Phillips Educator Carla Freyvogel reflects on a gallery filled with works that aren’t quite ready to let go of summer.
August: when the inbox is filled with back-to-school specials and parents are frantically buying graph paper. Every once and a while, you’ll see a leaf on the sidewalk with a hint of gold. The clash of football helmets in pre-season practice permeates the air. Periodically, the summer humidity lifts and the night air is cool. All of this is to tell us: “Get on with it! Let’s get ready for Thanksgiving!”
Not at The Phillips Collection. A small gallery in the Phillips House beckons us to luxuriate in August. It inspires us to narrow our eyes and look at those hauling back-to-school cargo and say: “You are missing it! August is the real summer, baby!”
Take Milton Avery: his Black Sea gives us the sense that the sun is a bit lower, yes, but out here in Provincetown, the tide still ebbs and flows. The surf gently washes us out and about and we languidly paddle into the shorter days with a steady calm.
With David Hare’s Mountain Light and John Graham’s Mysteria 2, we see inky saturated blues. Hare explores the distant vistas that present as stark forms. What do you think? Has his mountain view lost the modulations of July color now that August is here? What about John Graham? His horses do not frolic in scorching heat, their tails swatting away the horseflies. They are indoors and night has fallen. Perhaps their performance in the show ring was cut short due to the loss of sunlight. They welcome the cooler indoor air, overseen by an enigmatic figure in the background.
Friends Arthur Dove and Georgia O’Keeffe did not bear the full brunt of sticky July, being based in Upstate New York. Imagine the refreshing breeze that came off Seneca Lake, as Dove’s strange deer-creatures wink at each other while enjoying the aimlessness of August that precedes the fervor of rutting season! The sun of O’Keeffe’s Red Hills, Lake George provides enough of a humming warm glow that while staring at it, you are good without a sweater.
What do you make of your last weeks of summer? What images, colors, and sensations give you that assurance that while the calendar unfolds, you are can still luxuriate in the richness of August?
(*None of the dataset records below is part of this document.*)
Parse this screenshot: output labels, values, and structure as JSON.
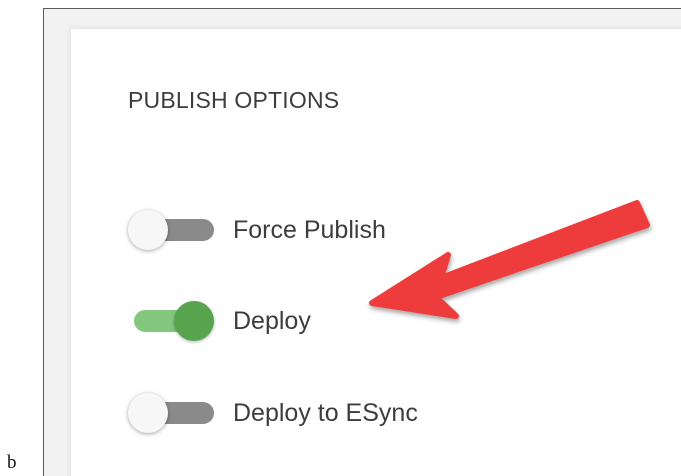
{
  "caption": {
    "letter": "b"
  },
  "panel": {
    "title": "PUBLISH OPTIONS",
    "options": [
      {
        "label": "Force Publish",
        "state": "off"
      },
      {
        "label": "Deploy",
        "state": "on"
      },
      {
        "label": "Deploy to ESync",
        "state": "off"
      }
    ]
  },
  "colors": {
    "toggle_on_track": "#84c87f",
    "toggle_on_thumb": "#58a54f",
    "toggle_off_track": "#8a8a8a",
    "toggle_off_thumb": "#f7f7f7",
    "annotation_arrow": "#ee3b3b"
  },
  "annotation": {
    "icon": "red-arrow-icon",
    "points_to": "Deploy"
  }
}
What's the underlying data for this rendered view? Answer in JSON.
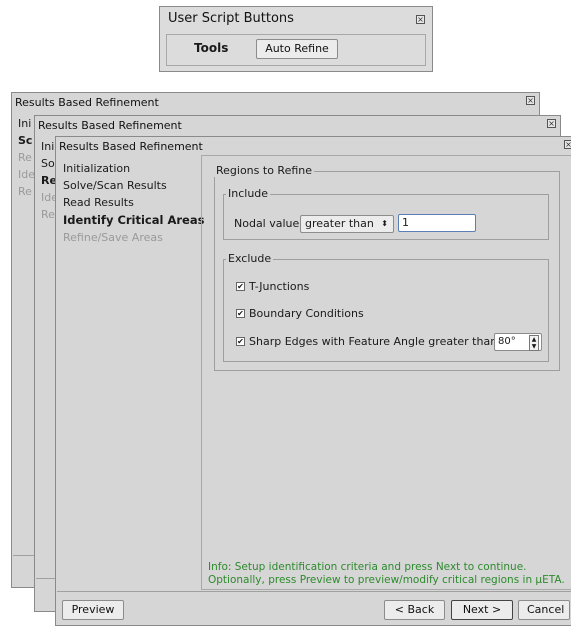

If you need encouragement, take a look at Amy Cutler’s Passage. The red light does not appear to be lit. Our stout matron gives us the green light to enjoy the last month of summer. It does seem that the yellow light is saying, “Slow down, don’t let your focus be on that next thing, September. It is August! Jump on a boat, make your passage, and chug through my skirts to still-green pastures—I will hold your cat while you do!”